■  ■  ■

Q: When I was younger, my mother and I would walk around the woods of Hall High campus in Little Rock. There was a wildflower — I am thinking a type of violet — that grew around the trees. They were purple with 5-6 petals. Randomly one petal on a flower would be dark, velvety purple. My mom would tell me that an angel had kissed that flower. Do you know what this flower would be?

A: What a sweet memory. I would guess the plant is a wild violet, Viola sororia. Depending on where it is growing it can be a wildflower or a weed. It is in full bloom now in many lawns and gardens, and while it is pretty, it can be highly invasive.


Q: This Japanese maple was damaged when the tree trimmers came through our neighborhood for Entergy a couple of years ago. They dropped a large branch on the tree, and it sliced all the branches off down one side. I've been watching for new growth on that side and there isn't any. Is there anything I can do to promote growth on the side without any branches? I am worried that as it matures it may be more susceptible to wind damage because it will be heavier on one side. The tree is finally getting some height, and I would hate to lose it.

A: With selective pruning you can direct branches to grow in the direction you want them to. If you prune a branch back to a node that faces in the direction you want new growth, the resulting new growth should grow in that direction. While you don't want to cut it down and start over, you can see a few branches are starting to head in that direction now from other limbs. It will take time, but you can also head it back a bit from the top, again pruning to a node that grows in the direction you want. It will take time, but you can help to shape it.

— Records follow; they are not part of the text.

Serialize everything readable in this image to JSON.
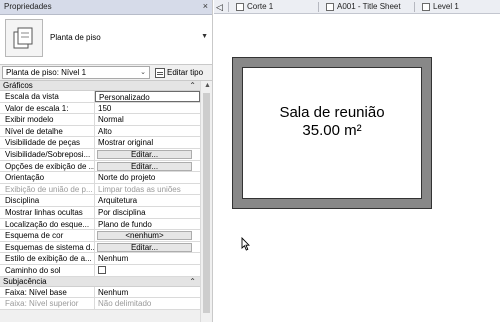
{
  "palette": {
    "title": "Propriedades",
    "close": "×",
    "type_name": "Planta de piso",
    "filter_value": "Planta de piso: Nível 1",
    "edit_type_label": "Editar tipo"
  },
  "sections": {
    "graphics": "Gráficos",
    "underlay": "Subjacência"
  },
  "graphics_rows": [
    {
      "k": "Escala da vista",
      "v": "Personalizado",
      "kind": "input"
    },
    {
      "k": "Valor de escala    1:",
      "v": "150",
      "kind": "text"
    },
    {
      "k": "Exibir modelo",
      "v": "Normal",
      "kind": "text"
    },
    {
      "k": "Nível de detalhe",
      "v": "Alto",
      "kind": "text"
    },
    {
      "k": "Visibilidade de peças",
      "v": "Mostrar original",
      "kind": "text"
    },
    {
      "k": "Visibilidade/Sobreposi...",
      "v": "Editar...",
      "kind": "button"
    },
    {
      "k": "Opções de exibição de ...",
      "v": "Editar...",
      "kind": "button"
    },
    {
      "k": "Orientação",
      "v": "Norte do projeto",
      "kind": "text"
    },
    {
      "k": "Exibição de união de p...",
      "v": "Limpar todas as uniões",
      "kind": "dim"
    },
    {
      "k": "Disciplina",
      "v": "Arquitetura",
      "kind": "text"
    },
    {
      "k": "Mostrar linhas ocultas",
      "v": "Por disciplina",
      "kind": "text"
    },
    {
      "k": "Localização do esque...",
      "v": "Plano de fundo",
      "kind": "text"
    },
    {
      "k": "Esquema de cor",
      "v": "<nenhum>",
      "kind": "button"
    },
    {
      "k": "Esquemas de sistema d...",
      "v": "Editar...",
      "kind": "button"
    },
    {
      "k": "Estilo de exibição de a...",
      "v": "Nenhum",
      "kind": "text"
    },
    {
      "k": "Caminho do sol",
      "v": "",
      "kind": "checkbox"
    }
  ],
  "underlay_rows": [
    {
      "k": "Faixa: Nível base",
      "v": "Nenhum",
      "kind": "text"
    },
    {
      "k": "Faixa: Nível superior",
      "v": "Não delimitado",
      "kind": "dim"
    }
  ],
  "tabs": [
    "Corte 1",
    "A001 - Title Sheet",
    "Level 1"
  ],
  "room": {
    "name": "Sala de reunião",
    "area": "35.00 m²"
  },
  "colors": {
    "wall": "#888888",
    "title_bar": "#d6dbe9"
  }
}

■  ■  ■

Q: We are being invaded by woolly caterpillars all over Hot Springs. I'm assuming they come from those small white webs on the trees. Are they harmful and what are they?

A: Yes, they are associated with the white webs in the trees. They are Eastern tent caterpillars. Luckily, they are short lived. They can eat a lot while they are active, but they should be gone in about two weeks, and the trees will recover. Very young, small trees can be damaged, but most trees are not significantly harmed.

Retired after 38 years with the University of Arkansas Cooperative Extension Service, Janet Carson ranks among Arkansas' best known horticulture experts. Her blog is at arkansasonline.com/planitjanet. Write to her at P.O. Box 2221, Little Rock, AR 72203 or email jcarson@arkansasonline.com

ADVERTISEMENT

Sponsor Content

ADVERTISEMENT
ADVERTISEMENT